Furthermore, exercise has been shown to play a pivotal role in addiction recovery, helping to reduce cravings and improve mental well-being.
This is brain training in real-time. Neurofeedback provides visual or auditory signals representative of the brain’s activity, enabling individuals to gain direct insight into their cognitive functions. Through this real-time feedback, participants can consciously modify their brain patterns.
Beyond its role as a cognitive enhancer, neurofeedback serves as a therapeutic tool, assisting individuals in addressing and mitigating challenges such as anxiety and mood swings by reshaping associated neural pathways.
Medication-Assisted Treatment (MAT)
MAT combines counseling with medications that balance brain chemistry.
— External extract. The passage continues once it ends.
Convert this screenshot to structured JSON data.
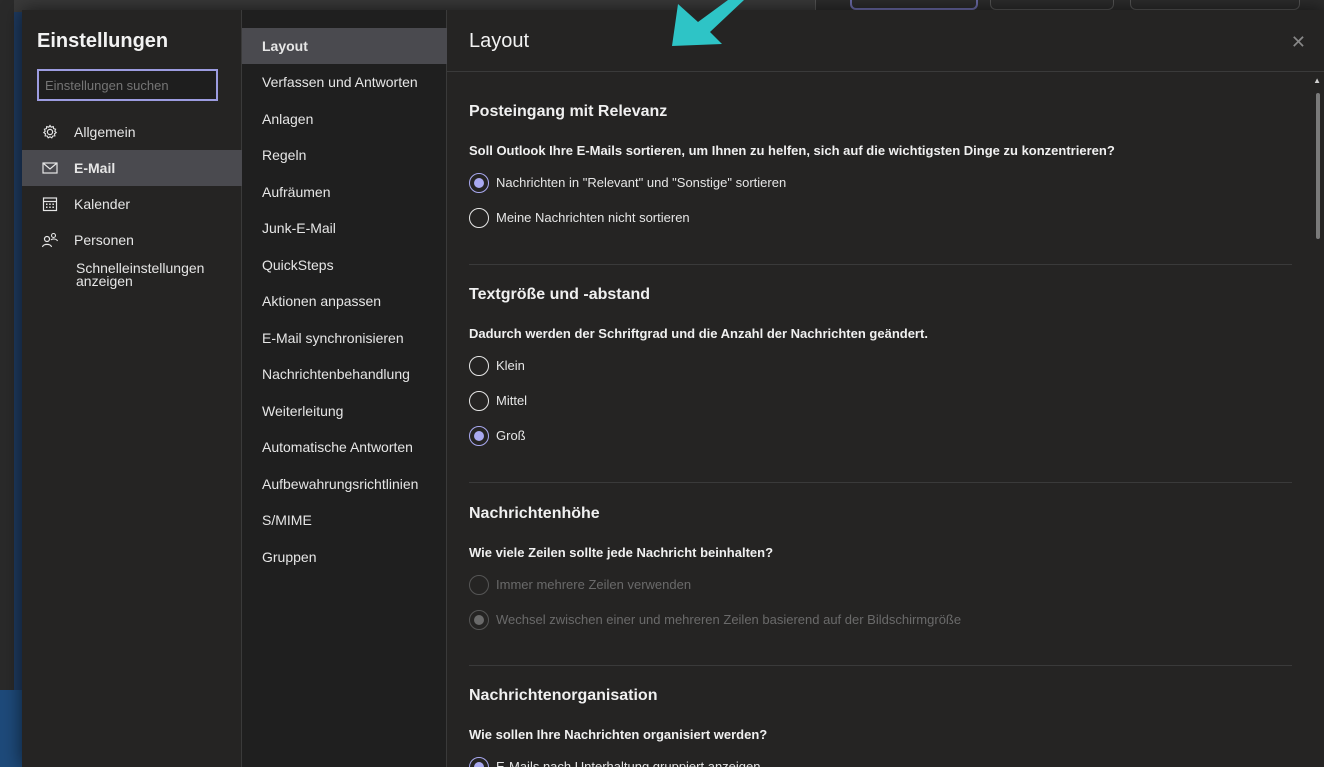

These drugs can ease withdrawal symptoms, reduce cravings, and enhance the effects of behavioral therapies. Just ensure you only take such medications under the guidance of a health professional.
As Matt Walker famously pointed out, sleep truly is your superpower! Proper rest restores brain function, enables you to consolidate memories, and balances mood-affecting chemicals. Few things are as important as a good night’s rest for aiding faster recovery and keeping your brain in shape!
Social Connection and Group Therapy
Sharing experiences and feelings in a group goes beyond merely being a supportive act. It catalyzes the release of oxytocin, often dubbed the “feel-good” hormone. Oxytocin plays a pivotal role in fostering social bonds and enhancing feelings of trust and intimacy. When you feel accepted and closely connected to others, it not only strengthens your emotional resilience but also significantly reduces the likelihood of relapse into negative behaviors or patterns.
Learning New Skills
Engaging in a new hobby or learning a novel skill offers more than just a recreational outlet. It provides a robust challenge to your brain, stimulating its cognitive functions. As you delve into these new activities, your brain starts to form fresh neural pathways – a process which not only boosts brain plasticity but also promotes cognitive growth.
Additionally, immersing yourself in such pursuits offers a positive focus, effectively redirecting your energy and attention away from unhealthy habits or tendencies.
How Maui Recovery can help
At Maui Recovery, we understand the biological aspects of addiction and how they intertwine with each person’s unique journey. Our serene setting amidst the natural beauty of Maui offers an ideal environment for the brain to heal. The tranquil surroundings, coupled with our cutting-edge therapeutic practices, provide the necessary combination to counteract the impacts of addiction.
Our luxurious facility is the perfect place to give your brain some much-needed rest and relaxation. When this beautiful, calming setting is coupled with our holistic approach – one that aligns with your body’s natural rhythm – you can foster genuine, lasting recovery.
What’s more, our personalized treatment programs combine evidence-based therapies with experiential therapies; a blend expertly tailored to help you tap into your inner mana!
If you’re seeking a sanctuary where biological understanding meets world-class therapeutic practices, Maui Recovery is the place.
Contact us today and give yourself or your loved one the chance to heal and rediscover life beyond addiction.